Both the new Young Farmers Capital Investment Scheme and the Dairy Equipment Scheme, have been launched in recently as part of the new Targeted Modernisation Schemes (TAMS II) to be launched under the new Rural Development Programme 2014-2020, is now open.
The Young Farmers Capital Investment Scheme offers 60% grant aid to eligible farmers and the Dairy Equipment Scheme, open to all farmers, who meet the general eligibility criteria, offers a standard rate of aid of 40%. For more information on TAMS farm building grants click here
Brady says his consultancy business is working on a significant number applications for interested farmers and has seen both young and more established farmers come though its doors
“We are seeing a lot of interest from dairy guys expanding, both young and old.
“The most common investments are bulk tanks, extra cubicles, slurry storage capacity and parlours,” he said.
In terms of the size of investments, Brady said the projects are ranging from a simple bulk tank replacement to full dairy and animal housing units.
“A small job would just be a bulk tank. However, we have projects which include 100 extra cubicles and slurry storage. There has also been a number of just straight parlours.

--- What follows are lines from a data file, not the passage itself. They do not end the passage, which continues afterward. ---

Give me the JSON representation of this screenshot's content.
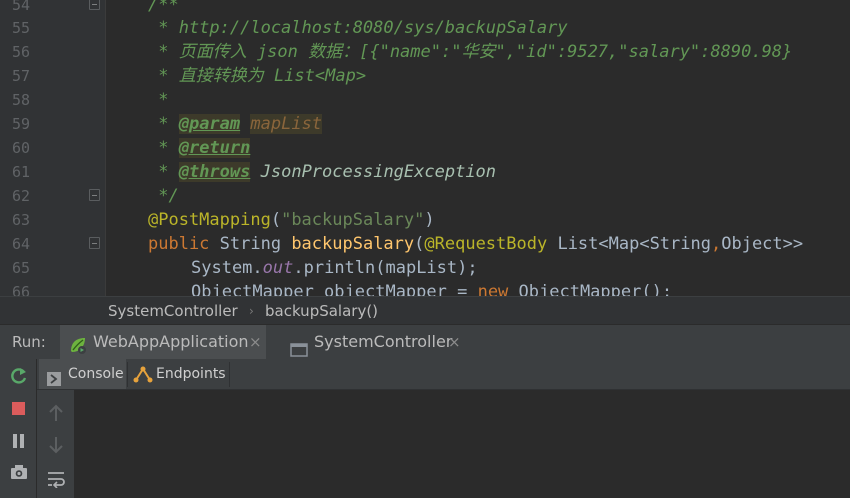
{
  "editor": {
    "lines": [
      {
        "num": "54",
        "text": "/**"
      },
      {
        "num": "55",
        "text": " * http://localhost:8080/sys/backupSalary"
      },
      {
        "num": "56",
        "text": " * 页面传入 json 数据：[{\"name\":\"华安\",\"id\":9527,\"salary\":8890.98}"
      },
      {
        "num": "57",
        "text": " * 直接转换为 List<Map>"
      },
      {
        "num": "58",
        "text": " *"
      },
      {
        "num": "59",
        "text": " * ",
        "tag": "@param",
        "param": "mapList"
      },
      {
        "num": "60",
        "text": " * ",
        "tag": "@return"
      },
      {
        "num": "61",
        "text": " * ",
        "tag": "@throws",
        "exception": "JsonProcessingException"
      },
      {
        "num": "62",
        "text": " */"
      },
      {
        "num": "63",
        "annotation": "@PostMapping",
        "arg": "\"backupSalary\""
      },
      {
        "num": "64",
        "kw": "public",
        "rest1": " String ",
        "method": "backupSalary",
        "rest2": "(",
        "annotation": "@RequestBody",
        "rest3": " List<Map<String",
        "comma": ",",
        "rest4": "Object>>"
      },
      {
        "num": "65",
        "p1": "System.",
        "field": "out",
        "p2": ".println(mapList);"
      },
      {
        "num": "66",
        "p1": "ObjectMapper objectMapper = ",
        "kw": "new",
        "p2": " ObjectMapper();"
      }
    ]
  },
  "breadcrumb": {
    "items": [
      "SystemController",
      "backupSalary()"
    ]
  },
  "run_panel": {
    "label": "Run:",
    "tabs": [
      {
        "label": "WebAppApplication",
        "active": true
      },
      {
        "label": "SystemController",
        "active": false
      }
    ],
    "subtabs": [
      {
        "label": "Console",
        "active": true
      },
      {
        "label": "Endpoints",
        "active": false
      }
    ],
    "close_glyph": "×"
  },
  "colors": {
    "background": "#2b2b2b",
    "comment": "#629755",
    "keyword": "#cc7832",
    "string": "#6a8759",
    "annotation": "#bbb529",
    "method": "#ffc66d"
  },
  "icons": [
    "fold-marker-icon",
    "spring-boot-icon",
    "class-file-icon",
    "rerun-icon",
    "stop-icon",
    "pause-icon",
    "camera-icon",
    "console-icon",
    "endpoints-icon",
    "up-arrow-icon",
    "down-arrow-icon",
    "soft-wrap-icon"
  ]
}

“The biggest investments so far have been over €300,000,” he said.
Concerns have been raised that often grant schemes such as TAMS and its predecessor the Farm Waste Management Scheme see farmers made pay excessive sums of money for work that in an non grant-aided environment may cost much less.
However, according to Brady, this is inevitable when schemes such as TAMS come along.
“Price inflation around grants is inevitable.
“When farmers first talk to a builder first thing they will be asked is if this for the grant or not?
“The result will be two different quotes, that is just the way it is,” he said.
Many farmers decided to miss the boat
Brady also said that he has dealt with a number of farmers who decided to push ahead with their investment last year.
“We had a lot of guys ready to go last year and everybody was waiting for news on the grant.
“A lot of guys just drove on last year without the grant. Guys were receiving good milk at the time and there was little talk that that would change.
“Quotas were going and some guys were just mad to move ahead with their projects,” he said.